I need something to get the wheels turning today anyway, so I'll take a shot at deconstructing Mr. Friedman's lede. Not that Matt Taiibi really needs any help; he's just using Friedman's awful writing as an excuse to make fun of poor Tom, who really is an atrocious writer. It's difficult to imagine, in fact, that anyone would assume Friedman ever has the faintest idea what he's writing about, given the tangled verbiage his "thoughts" always get hung up in.

Anyway, Friedman has divided the Israel-Palestine actors into three distinct groups. Group 1 is the Palestinian Prime Minister, Salam Fayyad. The second group is the alliance of Iran, Hamas and Hezbollah. The third group is comprised of Israel, the USA and moderate Arabs. The confusion which has led to a pharmaceutical time-out for Matt Taiibi was caused by Friedman's use of the term "actors," which he quantifies as "five" in number. This is where things got a little dicey.

To arrive at "five actors," you have to treat Iran, Hamas and Hezbollah as one entity; however, Israel, America and the moderate Arabs, although they must develop a single, joint strategy and are thus presumed to be acting in a coordinated fashion, much as the Iranian, Hamas and Hezbollah actors are acting, are counted as three actors. Thus, to recap:

Actor 1: Prime Minister Fayyad of Palestine.

Actor 2: the group of Iran, Hezbollah and Hamas.

Actor 3: the United States.

Actor 4: Israel.

Actor 5: moderate Arabs.

Actor 1 has a clear strategy, as does Actor 2 (the Troika of I, H&H). These strategies are opposed, but one will win and "shape" the Middle East for years to come. Tom hopes that Fayyad wins. However, Actors 3, 4, & 5 need their own strategy to make "it" happen. I think the antecedent of "it" in this case is Fayyad's victory.

There you have it. Admittedly, it was a somewhat opaque introduction to the column. Friedman might have used the word "group" or "faction" and described three separate positions: Fayyad and the moderate Palestinians; I, H&H; and Israel, the USA and moderate Arabs, by which I think (but I can't be certain) that Friedman is referring to Arabs other than those who live in Palestine, such as Tom's friends in Saudi Arabia.

Other than that, I think Tom might have written this column in 1976, 1985, 1990, 1992, 2000, 2002, 2004 and yesterday, just to throw out a bunch of random dates. When he's out of topics, he flies to Israel, has lunch in Jerusalem and writes a Mideast column. This may account for the additional sloppiness of what he wrote: even Friedman recognizes the essential meaninglessness of his "prescriptions" for a "solution." Golda Meir found the solution in 1973, when she gave the go-code and loaded nuclear bombs onto Israeli bombers. Netanyahu fought in that war, and there is no way that Bibi is going to cede any land to Palestine, now or in the future.
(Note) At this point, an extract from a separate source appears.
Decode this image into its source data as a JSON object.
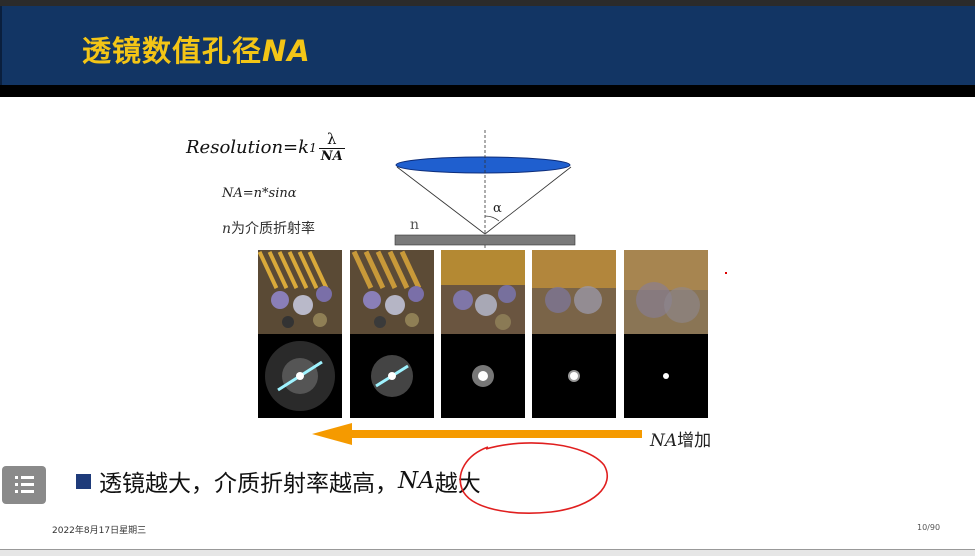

I guess he's in "Group 3" and is part of "Actor #4," and he's the one currently calling the shots, so I would say that "strategy" is set.

So, Tom: you already know what Strategies Nos. 1, 2 & 3 are. How does it turn out?

1 comment:

  1. hammerud3:42 PM

    As a Christian, I can say that what will transpire with Israel is what scripture states. This includes a peace agreement brokered by a world leader, a ruler of "the revived Roman Empire," likely the EU. When all seems peaceful, countries delineated in scripture (Iran, Egypt, Turkey, Libya, probably Russia and others) attack Israel. These countries are decimated (by God) in the attack, opening the way for the aforementioned world leader to eventually enter the rebuilt temple in Jerusalem declaring himself to be God, which leads to the Great Tribulation and Second Coming. What is going on with Israel today fits within a context much broader than most people realize.